### DIRECTIONS FOR THIS TASK
Below are the records. Gather each line that holds "desc".

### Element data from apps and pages
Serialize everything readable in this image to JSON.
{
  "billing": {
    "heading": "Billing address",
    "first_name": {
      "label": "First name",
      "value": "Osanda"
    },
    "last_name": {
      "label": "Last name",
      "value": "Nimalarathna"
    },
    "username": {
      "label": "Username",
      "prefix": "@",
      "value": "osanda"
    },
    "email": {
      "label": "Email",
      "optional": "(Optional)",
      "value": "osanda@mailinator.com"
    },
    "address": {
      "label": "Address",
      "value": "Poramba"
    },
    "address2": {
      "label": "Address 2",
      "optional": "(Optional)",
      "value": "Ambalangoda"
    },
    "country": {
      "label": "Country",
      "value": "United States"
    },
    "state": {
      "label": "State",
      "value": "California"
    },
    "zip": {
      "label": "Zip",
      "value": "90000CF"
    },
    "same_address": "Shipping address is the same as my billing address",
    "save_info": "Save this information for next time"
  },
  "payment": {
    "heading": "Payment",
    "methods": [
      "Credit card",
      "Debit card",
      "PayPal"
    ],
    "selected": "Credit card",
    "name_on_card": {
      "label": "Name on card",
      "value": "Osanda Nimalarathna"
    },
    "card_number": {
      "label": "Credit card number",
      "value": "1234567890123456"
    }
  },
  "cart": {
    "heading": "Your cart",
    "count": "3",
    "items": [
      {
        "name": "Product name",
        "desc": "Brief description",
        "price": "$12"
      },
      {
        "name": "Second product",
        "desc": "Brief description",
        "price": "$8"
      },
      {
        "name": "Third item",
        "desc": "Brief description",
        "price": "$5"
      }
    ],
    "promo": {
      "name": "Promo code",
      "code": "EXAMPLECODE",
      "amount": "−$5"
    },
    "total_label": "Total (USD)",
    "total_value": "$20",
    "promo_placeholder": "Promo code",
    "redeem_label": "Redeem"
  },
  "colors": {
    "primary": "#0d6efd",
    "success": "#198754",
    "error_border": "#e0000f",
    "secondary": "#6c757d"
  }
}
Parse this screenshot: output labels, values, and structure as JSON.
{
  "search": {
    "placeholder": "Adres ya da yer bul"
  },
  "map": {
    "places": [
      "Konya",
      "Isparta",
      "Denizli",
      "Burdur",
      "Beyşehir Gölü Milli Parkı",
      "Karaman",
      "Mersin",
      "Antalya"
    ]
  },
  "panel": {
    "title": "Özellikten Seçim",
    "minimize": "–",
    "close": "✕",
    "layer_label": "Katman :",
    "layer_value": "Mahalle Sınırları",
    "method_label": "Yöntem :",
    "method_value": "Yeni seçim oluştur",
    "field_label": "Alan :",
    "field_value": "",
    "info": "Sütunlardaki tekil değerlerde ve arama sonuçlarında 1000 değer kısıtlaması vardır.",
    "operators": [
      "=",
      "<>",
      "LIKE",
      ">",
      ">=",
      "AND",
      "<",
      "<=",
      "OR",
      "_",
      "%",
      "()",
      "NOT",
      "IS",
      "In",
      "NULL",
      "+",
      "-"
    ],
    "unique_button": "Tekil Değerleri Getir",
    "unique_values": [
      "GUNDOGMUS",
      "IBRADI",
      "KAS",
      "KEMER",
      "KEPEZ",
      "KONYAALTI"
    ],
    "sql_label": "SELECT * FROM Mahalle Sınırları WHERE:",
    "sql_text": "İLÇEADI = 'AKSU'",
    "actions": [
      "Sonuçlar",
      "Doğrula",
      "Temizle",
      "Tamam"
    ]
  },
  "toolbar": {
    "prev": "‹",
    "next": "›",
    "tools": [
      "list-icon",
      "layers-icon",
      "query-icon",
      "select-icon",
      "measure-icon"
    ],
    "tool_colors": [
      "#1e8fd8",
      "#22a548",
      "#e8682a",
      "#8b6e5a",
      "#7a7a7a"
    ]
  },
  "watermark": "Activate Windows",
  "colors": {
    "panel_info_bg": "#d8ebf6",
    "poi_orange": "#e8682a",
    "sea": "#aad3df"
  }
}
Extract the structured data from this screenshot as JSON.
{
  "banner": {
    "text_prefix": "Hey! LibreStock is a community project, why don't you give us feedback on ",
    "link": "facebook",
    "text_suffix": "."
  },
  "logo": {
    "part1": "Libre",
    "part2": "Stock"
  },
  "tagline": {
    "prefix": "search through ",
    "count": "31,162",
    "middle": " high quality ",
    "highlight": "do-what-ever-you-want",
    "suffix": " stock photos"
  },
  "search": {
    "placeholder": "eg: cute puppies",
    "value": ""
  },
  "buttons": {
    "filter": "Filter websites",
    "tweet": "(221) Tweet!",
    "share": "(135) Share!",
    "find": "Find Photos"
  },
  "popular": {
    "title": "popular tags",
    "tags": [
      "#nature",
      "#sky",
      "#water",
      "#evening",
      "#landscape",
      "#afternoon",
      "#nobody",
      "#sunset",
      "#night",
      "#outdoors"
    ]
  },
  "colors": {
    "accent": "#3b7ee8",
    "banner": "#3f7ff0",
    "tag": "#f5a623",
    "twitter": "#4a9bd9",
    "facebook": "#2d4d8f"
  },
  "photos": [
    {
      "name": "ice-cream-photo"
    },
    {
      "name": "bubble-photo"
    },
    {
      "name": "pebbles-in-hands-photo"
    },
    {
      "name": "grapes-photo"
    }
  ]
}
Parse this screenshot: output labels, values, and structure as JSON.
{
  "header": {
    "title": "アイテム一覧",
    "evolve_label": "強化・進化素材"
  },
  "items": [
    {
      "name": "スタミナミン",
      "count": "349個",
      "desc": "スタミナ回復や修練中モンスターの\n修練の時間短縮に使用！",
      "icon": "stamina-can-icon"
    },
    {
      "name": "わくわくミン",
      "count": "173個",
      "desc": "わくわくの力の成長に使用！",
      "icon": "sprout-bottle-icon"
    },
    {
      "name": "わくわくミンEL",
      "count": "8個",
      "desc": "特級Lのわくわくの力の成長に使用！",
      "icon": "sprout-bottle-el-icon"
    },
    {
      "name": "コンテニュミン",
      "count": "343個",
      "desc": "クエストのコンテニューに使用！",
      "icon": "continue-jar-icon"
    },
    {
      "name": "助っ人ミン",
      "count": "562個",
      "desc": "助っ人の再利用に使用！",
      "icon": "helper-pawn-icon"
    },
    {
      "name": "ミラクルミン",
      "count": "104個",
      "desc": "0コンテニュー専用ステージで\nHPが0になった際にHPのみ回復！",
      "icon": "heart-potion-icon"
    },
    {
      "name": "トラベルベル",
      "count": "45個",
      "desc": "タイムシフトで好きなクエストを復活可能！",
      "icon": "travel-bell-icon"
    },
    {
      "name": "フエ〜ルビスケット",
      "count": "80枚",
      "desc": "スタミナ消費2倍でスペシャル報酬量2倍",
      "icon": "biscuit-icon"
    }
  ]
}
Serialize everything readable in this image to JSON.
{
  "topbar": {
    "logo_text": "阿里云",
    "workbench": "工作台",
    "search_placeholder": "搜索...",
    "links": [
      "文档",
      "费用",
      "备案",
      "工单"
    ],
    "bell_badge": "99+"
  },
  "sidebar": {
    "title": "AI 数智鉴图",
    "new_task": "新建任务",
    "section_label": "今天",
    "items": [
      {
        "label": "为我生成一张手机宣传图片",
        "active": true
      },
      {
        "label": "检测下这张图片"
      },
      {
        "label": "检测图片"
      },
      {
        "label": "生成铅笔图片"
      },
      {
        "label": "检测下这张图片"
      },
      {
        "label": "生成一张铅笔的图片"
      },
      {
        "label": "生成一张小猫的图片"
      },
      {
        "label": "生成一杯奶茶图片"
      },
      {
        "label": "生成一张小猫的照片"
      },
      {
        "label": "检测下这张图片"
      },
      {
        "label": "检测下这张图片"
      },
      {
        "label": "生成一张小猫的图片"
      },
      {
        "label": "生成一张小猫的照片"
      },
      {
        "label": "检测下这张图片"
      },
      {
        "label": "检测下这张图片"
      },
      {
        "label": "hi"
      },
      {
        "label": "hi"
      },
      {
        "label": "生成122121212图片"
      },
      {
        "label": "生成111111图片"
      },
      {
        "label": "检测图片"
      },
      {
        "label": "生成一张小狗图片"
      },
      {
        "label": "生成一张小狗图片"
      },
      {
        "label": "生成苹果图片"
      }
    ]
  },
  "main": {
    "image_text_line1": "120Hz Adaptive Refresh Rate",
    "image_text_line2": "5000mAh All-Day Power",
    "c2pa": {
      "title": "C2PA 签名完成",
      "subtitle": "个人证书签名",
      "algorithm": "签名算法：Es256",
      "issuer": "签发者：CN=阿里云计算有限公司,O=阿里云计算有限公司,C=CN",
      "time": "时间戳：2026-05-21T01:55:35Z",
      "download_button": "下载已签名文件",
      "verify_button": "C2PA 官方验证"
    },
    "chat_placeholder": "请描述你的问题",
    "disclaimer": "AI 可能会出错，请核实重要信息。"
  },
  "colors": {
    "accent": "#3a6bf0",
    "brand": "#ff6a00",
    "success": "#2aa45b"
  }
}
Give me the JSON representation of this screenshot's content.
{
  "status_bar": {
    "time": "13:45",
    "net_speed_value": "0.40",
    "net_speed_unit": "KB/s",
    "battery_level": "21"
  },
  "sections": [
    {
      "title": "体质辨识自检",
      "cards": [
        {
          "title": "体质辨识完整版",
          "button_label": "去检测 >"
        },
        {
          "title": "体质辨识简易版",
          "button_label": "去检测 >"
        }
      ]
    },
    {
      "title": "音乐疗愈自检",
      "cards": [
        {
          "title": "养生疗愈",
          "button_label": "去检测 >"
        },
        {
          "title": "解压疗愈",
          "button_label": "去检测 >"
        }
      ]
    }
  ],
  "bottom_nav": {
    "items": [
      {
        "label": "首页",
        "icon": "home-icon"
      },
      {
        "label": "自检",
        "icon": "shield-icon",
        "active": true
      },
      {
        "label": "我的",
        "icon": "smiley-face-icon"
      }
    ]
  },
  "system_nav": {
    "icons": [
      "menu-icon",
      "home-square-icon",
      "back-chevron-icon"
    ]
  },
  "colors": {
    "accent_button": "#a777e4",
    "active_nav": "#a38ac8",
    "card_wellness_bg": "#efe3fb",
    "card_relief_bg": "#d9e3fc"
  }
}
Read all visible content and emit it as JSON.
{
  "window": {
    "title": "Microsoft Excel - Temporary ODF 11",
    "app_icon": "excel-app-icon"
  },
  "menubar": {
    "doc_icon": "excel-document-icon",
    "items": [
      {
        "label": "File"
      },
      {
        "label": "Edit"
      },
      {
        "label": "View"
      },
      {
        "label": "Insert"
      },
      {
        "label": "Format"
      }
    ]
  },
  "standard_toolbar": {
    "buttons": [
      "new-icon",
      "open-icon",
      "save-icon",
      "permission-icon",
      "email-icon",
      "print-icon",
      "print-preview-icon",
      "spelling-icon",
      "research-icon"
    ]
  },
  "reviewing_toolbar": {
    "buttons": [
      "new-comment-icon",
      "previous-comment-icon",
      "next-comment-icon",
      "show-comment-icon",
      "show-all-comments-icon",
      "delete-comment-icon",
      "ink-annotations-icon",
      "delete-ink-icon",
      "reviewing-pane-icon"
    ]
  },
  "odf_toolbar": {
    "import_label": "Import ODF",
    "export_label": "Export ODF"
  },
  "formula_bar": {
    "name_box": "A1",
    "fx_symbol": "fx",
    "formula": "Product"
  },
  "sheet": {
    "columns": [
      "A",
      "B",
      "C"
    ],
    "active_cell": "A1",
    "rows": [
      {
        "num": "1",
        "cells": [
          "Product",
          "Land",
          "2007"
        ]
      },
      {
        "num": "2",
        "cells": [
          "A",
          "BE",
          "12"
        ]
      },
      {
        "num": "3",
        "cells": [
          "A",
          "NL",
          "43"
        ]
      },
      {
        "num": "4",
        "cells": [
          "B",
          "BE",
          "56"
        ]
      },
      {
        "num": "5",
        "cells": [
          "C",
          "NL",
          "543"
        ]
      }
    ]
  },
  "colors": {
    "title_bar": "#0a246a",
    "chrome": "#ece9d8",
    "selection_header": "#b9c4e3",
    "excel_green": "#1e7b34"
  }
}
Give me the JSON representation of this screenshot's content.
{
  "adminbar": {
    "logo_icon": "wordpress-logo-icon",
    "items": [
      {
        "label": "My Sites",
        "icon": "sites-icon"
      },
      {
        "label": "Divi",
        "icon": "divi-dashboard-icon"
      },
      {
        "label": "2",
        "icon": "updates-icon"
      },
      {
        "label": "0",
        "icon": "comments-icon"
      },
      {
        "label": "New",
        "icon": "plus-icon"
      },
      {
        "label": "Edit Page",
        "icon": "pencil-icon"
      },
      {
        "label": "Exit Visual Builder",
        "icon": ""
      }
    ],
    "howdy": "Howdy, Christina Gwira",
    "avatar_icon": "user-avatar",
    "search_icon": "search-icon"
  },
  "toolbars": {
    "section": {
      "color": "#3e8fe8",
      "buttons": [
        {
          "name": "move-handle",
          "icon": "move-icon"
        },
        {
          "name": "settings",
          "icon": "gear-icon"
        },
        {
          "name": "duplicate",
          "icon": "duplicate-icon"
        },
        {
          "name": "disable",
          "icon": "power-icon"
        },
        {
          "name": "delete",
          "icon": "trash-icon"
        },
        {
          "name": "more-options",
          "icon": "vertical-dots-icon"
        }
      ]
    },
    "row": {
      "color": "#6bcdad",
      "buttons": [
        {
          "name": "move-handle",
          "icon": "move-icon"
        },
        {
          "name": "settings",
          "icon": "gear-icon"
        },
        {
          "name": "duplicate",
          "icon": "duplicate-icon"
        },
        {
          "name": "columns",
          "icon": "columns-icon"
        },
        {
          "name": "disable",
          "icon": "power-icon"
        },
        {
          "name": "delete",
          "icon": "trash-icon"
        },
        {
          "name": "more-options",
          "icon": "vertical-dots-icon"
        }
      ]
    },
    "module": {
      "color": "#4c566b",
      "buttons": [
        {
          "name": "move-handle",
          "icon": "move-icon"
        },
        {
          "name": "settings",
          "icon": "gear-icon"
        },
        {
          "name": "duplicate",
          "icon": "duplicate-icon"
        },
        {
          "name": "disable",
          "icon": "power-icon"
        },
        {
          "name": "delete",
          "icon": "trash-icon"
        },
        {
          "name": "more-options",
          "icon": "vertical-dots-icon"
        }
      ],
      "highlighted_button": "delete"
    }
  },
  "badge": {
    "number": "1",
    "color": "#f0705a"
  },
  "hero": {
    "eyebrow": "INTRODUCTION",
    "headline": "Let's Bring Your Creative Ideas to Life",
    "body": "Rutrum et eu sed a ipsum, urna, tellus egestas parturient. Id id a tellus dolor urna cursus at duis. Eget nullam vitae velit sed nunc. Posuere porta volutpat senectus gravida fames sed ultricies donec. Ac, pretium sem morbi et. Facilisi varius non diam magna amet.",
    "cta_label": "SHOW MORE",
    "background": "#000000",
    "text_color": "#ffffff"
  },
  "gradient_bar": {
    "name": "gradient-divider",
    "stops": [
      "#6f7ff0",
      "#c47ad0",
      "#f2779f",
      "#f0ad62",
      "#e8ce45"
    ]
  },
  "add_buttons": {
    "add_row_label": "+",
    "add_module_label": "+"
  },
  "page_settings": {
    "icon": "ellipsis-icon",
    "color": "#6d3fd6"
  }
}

### YOUR SOLUTION
        "desc": "Brief description",
        "desc": "Brief description",
        "desc": "Brief description",
      "desc": "スタミナ回復や修練中モンスターの\n修練の時間短縮に使用！",
      "desc": "わくわくの力の成長に使用！",
      "desc": "特級Lのわくわくの力の成長に使用！",
      "desc": "クエストのコンテニューに使用！",
      "desc": "助っ人の再利用に使用！",
      "desc": "0コンテニュー専用ステージで\nHPが0になった際にHPのみ回復！",
      "desc": "タイムシフトで好きなクエストを復活可能！",
      "desc": "スタミナ消費2倍でスペシャル報酬量2倍",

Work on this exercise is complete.